Incorporating these issues into your personnel policies will help to clarify the potential problems to employees, and may save you or your company much needed resources sometime in the future.
Does your company have a 'technology policy'?
If you know the answers to these questions you are on your way to living more comfortably in this electronic age. Many companies put this policy development and training off into the future... in part because they are unsure of how to go about it.
A good start would be to schedule your next activity to achieve these goals right now. Put a time in the schedule to follow up on whichever part of these three questions you think needs to be addressed. If you don't know how to go about creating, implementing or training employees relating to technology policies then your first activity might be to find out more. You can call us at Braun Consulting and we can help.
The growing tension between an employee's right to privacy and confidentiality and the employer's right to monitor the use of its electronic media has been the arena of many critical debates and court decisions. There is an overlap and some gray areas relating to State versus Federal laws, and much of this area has unprecedented rulings and laws. To avoid the tangle of interpretations, possible interpretations court rulings, State and Federal laws etc. you can contact specialists in this field (like Braun Consulting)... and make every effort to implement and enforce your own companies policies.
Electronic messages and communications can create potentially discoverable information in Lawsuits. Messages which presumably have been deleted are often capable of being restored and retrieved. The restored messages have been used to support a variety of claims against employers.
Companies have been required to produce computerized information during litigation... and have had to bear the cost of reviewing communications and copying and printing the messages for review. This can be expensive, and sometimes lead to discovery of some real problems.
To avoid this potential quicksand of tracing and reproducing thousands of messages a company should consider a policy of retention and destruction of computerized communications – and should also have a policy which maintains the confidentiality of privileged documents and proprietary business information. E-mail messages often contain the most damaging information for lawyers in litigation because of the degree of carelessness and the casual approach to electronic communications that most employees seem to have.
An "Information Retention Policy" should include the specific time period after which documents are automatically deleted, the requirement that employees regularly discard stored e-mail messages, and the suspension of the deletion process once litigation or an investigation has begun.
One mouse click on the "send" button and an employee can send offensive, harassing, defamatory, or confidential and proprietary information to another employee or third-party... leaving the employers electronic thumbprint on it all the way. Cyberspace has expanded the workplace into a whole new dimension, and an employee's conduct can lead to employer liability now more than ever.
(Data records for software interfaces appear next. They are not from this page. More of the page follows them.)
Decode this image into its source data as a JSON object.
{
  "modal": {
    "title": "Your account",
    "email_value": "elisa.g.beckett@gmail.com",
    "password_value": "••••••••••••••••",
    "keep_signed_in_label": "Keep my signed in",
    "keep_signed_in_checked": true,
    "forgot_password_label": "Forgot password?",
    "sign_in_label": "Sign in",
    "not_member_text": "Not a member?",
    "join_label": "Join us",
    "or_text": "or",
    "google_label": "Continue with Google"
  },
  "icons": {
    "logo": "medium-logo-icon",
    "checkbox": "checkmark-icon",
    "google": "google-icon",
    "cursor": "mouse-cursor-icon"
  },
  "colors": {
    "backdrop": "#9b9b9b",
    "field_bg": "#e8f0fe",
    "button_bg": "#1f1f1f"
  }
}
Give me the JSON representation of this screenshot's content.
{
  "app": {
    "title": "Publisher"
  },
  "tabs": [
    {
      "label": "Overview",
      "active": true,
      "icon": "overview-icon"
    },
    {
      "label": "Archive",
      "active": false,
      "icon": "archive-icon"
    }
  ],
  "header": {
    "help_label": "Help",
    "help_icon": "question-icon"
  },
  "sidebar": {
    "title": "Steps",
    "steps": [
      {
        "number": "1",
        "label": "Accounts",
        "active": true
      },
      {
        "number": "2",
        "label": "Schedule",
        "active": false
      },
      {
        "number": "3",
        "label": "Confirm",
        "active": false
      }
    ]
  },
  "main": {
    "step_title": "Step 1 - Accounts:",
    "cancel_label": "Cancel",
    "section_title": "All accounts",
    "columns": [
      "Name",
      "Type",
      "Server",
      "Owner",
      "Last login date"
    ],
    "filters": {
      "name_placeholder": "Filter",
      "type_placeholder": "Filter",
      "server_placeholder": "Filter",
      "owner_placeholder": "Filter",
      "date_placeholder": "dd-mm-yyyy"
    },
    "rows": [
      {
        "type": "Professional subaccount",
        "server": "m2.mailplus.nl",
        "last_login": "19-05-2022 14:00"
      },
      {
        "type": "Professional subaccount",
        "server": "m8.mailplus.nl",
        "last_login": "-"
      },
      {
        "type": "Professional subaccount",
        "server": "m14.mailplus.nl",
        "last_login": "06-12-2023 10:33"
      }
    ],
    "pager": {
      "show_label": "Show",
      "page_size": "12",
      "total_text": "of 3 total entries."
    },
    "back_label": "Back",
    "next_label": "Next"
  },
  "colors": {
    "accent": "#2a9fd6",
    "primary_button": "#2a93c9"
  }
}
If you don't want to get gunned down by renegade employees and lawyers over e-mail messages and usage... then you better either prepare yourself properly... or get out of Dodge City! Just because we are in the "Wild Wild West" days of the Internet doesn't mean you need to feel insecure, unprotected or unsure of yourself and your company. Call us today at Braun Consulting to find out how to protect yourself and stay alive to see the day when this new area of the workplace will be civilized and settled.
NLRB ruling- a portent of things to come?